Dimensions: Overall length: 44 in. (111.8 cm), Span: 27.9 in. (70.9 cm) Weight: 18 lb. 2 oz.

Component parts


Places Europe

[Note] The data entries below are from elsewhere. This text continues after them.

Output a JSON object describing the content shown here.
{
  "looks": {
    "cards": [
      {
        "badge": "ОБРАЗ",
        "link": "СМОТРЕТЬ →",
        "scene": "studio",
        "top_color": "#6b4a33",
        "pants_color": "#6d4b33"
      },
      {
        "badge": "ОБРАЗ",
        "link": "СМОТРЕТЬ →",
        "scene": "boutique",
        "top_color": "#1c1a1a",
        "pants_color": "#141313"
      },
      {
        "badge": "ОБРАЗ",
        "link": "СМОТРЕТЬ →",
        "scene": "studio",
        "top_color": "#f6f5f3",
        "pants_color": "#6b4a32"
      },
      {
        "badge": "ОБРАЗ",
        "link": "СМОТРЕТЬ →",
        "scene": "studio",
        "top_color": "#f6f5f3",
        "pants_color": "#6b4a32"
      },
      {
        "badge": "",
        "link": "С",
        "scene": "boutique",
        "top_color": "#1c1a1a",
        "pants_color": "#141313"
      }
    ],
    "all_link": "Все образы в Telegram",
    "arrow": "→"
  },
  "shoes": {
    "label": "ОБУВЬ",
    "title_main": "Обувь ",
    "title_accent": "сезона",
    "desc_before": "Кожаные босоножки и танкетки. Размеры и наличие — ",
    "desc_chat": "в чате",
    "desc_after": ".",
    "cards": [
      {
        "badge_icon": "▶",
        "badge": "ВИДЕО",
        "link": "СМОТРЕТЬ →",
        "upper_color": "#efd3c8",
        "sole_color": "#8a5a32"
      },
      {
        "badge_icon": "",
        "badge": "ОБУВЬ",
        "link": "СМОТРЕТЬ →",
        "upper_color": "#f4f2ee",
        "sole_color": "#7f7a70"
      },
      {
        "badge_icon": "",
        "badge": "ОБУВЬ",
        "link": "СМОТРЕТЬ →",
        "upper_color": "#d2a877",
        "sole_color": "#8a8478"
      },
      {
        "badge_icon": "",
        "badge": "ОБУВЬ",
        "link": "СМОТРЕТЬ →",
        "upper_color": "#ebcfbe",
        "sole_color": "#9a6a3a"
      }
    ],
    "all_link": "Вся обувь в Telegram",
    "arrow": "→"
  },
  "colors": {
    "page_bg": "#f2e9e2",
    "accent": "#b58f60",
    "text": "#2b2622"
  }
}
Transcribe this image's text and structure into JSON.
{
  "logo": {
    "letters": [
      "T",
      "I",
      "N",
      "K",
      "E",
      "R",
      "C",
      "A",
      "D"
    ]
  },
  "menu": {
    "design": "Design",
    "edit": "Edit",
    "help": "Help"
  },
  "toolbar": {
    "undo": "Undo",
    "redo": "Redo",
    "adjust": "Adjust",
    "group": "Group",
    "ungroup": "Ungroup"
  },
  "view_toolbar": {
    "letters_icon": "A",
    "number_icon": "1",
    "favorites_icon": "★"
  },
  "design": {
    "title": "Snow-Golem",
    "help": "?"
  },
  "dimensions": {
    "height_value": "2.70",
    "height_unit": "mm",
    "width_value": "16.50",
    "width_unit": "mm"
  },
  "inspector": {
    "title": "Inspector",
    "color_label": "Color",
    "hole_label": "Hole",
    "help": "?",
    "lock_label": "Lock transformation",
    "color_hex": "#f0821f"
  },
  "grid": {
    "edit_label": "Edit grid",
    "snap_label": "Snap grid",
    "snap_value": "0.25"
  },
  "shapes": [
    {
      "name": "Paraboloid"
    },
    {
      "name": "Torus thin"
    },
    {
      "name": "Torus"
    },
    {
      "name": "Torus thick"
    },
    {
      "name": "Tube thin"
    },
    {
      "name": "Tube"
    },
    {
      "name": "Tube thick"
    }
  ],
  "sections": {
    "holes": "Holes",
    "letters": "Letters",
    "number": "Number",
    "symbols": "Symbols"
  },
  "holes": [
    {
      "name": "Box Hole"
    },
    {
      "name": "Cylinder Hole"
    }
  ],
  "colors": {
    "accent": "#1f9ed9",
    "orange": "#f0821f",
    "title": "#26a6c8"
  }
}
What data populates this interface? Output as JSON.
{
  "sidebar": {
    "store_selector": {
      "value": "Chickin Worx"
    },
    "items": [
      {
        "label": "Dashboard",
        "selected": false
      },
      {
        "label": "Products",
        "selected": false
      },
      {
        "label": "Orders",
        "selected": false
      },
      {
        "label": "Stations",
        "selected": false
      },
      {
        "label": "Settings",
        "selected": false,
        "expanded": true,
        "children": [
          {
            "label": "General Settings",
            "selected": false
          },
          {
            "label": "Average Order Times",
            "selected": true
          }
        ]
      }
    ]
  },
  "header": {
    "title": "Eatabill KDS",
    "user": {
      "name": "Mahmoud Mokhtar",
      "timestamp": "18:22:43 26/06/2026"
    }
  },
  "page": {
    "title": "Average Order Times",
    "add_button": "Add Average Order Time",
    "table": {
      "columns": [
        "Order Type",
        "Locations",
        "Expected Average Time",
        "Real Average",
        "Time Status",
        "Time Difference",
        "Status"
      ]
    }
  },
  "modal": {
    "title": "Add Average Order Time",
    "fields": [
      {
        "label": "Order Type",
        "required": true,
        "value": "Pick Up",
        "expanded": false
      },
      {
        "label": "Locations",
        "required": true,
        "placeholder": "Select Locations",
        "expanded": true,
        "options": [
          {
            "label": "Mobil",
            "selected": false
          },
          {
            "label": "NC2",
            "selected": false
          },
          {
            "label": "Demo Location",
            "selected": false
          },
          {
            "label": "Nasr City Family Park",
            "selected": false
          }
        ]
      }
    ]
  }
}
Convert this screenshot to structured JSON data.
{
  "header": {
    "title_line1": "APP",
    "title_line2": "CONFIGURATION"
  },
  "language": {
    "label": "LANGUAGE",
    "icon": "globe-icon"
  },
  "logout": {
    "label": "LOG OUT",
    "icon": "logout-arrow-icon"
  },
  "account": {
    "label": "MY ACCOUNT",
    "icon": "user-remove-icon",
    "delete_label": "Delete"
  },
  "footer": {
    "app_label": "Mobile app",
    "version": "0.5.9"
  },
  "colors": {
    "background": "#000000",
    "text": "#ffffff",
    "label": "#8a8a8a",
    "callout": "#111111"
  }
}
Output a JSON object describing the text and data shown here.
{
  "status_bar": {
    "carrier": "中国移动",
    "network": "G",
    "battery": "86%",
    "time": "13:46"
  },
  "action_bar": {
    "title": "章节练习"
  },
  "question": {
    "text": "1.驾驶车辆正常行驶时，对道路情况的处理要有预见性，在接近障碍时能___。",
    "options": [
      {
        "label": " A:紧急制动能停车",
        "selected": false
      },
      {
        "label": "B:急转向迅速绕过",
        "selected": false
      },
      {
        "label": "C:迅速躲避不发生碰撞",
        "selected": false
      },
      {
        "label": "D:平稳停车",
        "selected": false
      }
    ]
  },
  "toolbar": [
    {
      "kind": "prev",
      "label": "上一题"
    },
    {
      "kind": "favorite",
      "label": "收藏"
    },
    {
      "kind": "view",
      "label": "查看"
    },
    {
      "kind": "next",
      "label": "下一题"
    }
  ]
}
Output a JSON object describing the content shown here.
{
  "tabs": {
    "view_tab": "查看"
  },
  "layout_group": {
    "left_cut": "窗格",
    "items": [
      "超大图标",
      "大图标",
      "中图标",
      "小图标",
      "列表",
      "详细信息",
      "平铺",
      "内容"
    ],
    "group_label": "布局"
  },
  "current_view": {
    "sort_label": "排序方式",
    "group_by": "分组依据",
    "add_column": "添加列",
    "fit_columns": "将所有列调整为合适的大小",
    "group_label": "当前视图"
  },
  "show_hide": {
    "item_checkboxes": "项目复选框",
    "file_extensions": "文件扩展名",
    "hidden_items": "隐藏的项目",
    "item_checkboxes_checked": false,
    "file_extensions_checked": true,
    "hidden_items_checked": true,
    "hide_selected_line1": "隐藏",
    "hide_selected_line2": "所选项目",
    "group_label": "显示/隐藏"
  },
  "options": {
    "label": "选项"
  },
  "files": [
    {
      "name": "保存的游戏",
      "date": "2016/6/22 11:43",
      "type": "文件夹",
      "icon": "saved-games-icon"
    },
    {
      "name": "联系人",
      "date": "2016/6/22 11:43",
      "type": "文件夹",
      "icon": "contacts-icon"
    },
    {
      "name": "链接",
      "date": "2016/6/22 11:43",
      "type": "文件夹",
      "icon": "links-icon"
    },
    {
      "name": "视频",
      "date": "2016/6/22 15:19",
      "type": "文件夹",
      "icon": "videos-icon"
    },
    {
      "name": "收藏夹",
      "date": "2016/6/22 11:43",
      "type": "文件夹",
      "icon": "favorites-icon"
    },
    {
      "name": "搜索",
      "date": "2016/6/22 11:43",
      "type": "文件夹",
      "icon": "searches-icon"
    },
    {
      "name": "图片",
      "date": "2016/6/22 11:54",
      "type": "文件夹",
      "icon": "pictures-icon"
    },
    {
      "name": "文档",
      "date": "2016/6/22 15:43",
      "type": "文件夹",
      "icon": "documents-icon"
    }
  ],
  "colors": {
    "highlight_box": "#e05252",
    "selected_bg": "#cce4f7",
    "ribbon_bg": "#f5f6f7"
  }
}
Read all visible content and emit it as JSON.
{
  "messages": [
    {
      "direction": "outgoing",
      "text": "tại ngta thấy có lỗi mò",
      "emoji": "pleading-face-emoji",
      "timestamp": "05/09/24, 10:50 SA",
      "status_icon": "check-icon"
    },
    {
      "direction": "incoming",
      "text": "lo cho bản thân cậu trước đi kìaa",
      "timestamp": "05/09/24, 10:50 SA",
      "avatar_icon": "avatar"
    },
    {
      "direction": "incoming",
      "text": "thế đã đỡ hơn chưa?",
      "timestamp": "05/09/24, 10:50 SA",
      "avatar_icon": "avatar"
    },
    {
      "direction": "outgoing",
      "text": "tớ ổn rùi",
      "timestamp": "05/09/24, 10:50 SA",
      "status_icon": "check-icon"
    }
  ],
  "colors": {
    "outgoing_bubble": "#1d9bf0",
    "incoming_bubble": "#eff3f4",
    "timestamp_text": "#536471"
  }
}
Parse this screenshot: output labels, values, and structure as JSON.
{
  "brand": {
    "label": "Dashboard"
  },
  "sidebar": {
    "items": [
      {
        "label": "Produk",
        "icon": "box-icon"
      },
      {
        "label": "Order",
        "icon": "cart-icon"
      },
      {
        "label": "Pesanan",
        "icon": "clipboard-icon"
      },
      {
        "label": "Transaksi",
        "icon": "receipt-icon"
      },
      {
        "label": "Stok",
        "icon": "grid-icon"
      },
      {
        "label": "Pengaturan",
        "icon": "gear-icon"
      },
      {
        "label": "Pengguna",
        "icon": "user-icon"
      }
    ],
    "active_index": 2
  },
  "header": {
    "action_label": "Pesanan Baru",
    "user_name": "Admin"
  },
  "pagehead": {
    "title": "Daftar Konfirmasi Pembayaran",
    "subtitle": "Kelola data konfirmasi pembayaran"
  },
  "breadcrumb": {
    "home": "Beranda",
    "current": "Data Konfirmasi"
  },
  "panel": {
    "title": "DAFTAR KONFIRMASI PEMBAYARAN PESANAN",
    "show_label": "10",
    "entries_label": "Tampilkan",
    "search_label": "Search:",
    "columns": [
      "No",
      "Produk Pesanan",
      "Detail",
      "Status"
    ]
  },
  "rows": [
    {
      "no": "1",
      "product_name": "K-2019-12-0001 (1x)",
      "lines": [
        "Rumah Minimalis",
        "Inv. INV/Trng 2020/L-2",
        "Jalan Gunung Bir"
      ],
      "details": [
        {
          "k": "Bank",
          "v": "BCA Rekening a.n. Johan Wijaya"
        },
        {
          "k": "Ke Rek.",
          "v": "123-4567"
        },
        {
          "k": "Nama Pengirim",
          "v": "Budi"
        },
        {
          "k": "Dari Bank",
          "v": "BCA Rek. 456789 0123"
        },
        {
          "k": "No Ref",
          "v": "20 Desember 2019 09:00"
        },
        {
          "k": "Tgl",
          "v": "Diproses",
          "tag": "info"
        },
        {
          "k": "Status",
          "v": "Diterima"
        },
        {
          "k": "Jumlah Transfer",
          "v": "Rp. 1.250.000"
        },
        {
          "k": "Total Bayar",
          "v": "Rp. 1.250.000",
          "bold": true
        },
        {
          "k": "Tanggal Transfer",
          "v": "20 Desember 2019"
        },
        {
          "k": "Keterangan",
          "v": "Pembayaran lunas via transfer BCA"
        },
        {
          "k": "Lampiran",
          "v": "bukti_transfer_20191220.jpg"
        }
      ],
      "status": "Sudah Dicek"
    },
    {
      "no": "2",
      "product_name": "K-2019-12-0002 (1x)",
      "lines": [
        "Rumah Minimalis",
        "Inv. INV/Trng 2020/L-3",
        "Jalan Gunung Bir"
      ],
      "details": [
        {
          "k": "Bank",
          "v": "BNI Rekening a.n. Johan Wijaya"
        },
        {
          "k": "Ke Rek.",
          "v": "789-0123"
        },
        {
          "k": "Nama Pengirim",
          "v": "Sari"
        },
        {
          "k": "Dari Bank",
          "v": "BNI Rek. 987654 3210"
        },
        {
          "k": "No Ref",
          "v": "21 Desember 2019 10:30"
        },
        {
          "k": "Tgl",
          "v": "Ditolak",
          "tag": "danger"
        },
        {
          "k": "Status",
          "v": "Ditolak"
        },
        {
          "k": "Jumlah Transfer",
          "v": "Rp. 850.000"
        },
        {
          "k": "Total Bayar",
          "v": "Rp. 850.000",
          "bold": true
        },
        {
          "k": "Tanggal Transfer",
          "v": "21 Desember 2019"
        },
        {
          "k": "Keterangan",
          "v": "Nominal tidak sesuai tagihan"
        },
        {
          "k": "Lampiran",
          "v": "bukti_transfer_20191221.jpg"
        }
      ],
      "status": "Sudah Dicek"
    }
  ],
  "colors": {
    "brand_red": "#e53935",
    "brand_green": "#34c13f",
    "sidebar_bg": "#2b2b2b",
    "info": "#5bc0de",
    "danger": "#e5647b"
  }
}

A similar mark appears on bows in the ' Museo Stibbert (1880)' and the 'Bernishen Historischen Museum (1791)' dated respectively 1763 and 1766.
The 1916 Inventory states that this bow was presented by E. Leslie Esq., of the E. India Co, about 1850. However, the earliest reference to the bow and its associated windlass is in the 1857 Remain (I 21):
'Stirrup Cross Bow of the 15th century with Moulinet and Pulleys presented by
the Board of Ordinance 21st Feb'y 1829 by E. Leslie Esq., of Hon. East India
Company's Civil Service'.
The Remain also states that it was on show 'over and by the arches' in the New Room. The date of presentation is confirmed by WO 44/401 which shows Lesley offered the crossbow to the Tower in February 1829 and requested permission to purchase 2 spare lances. The purchase was agreed and the lances sold for 10/- each.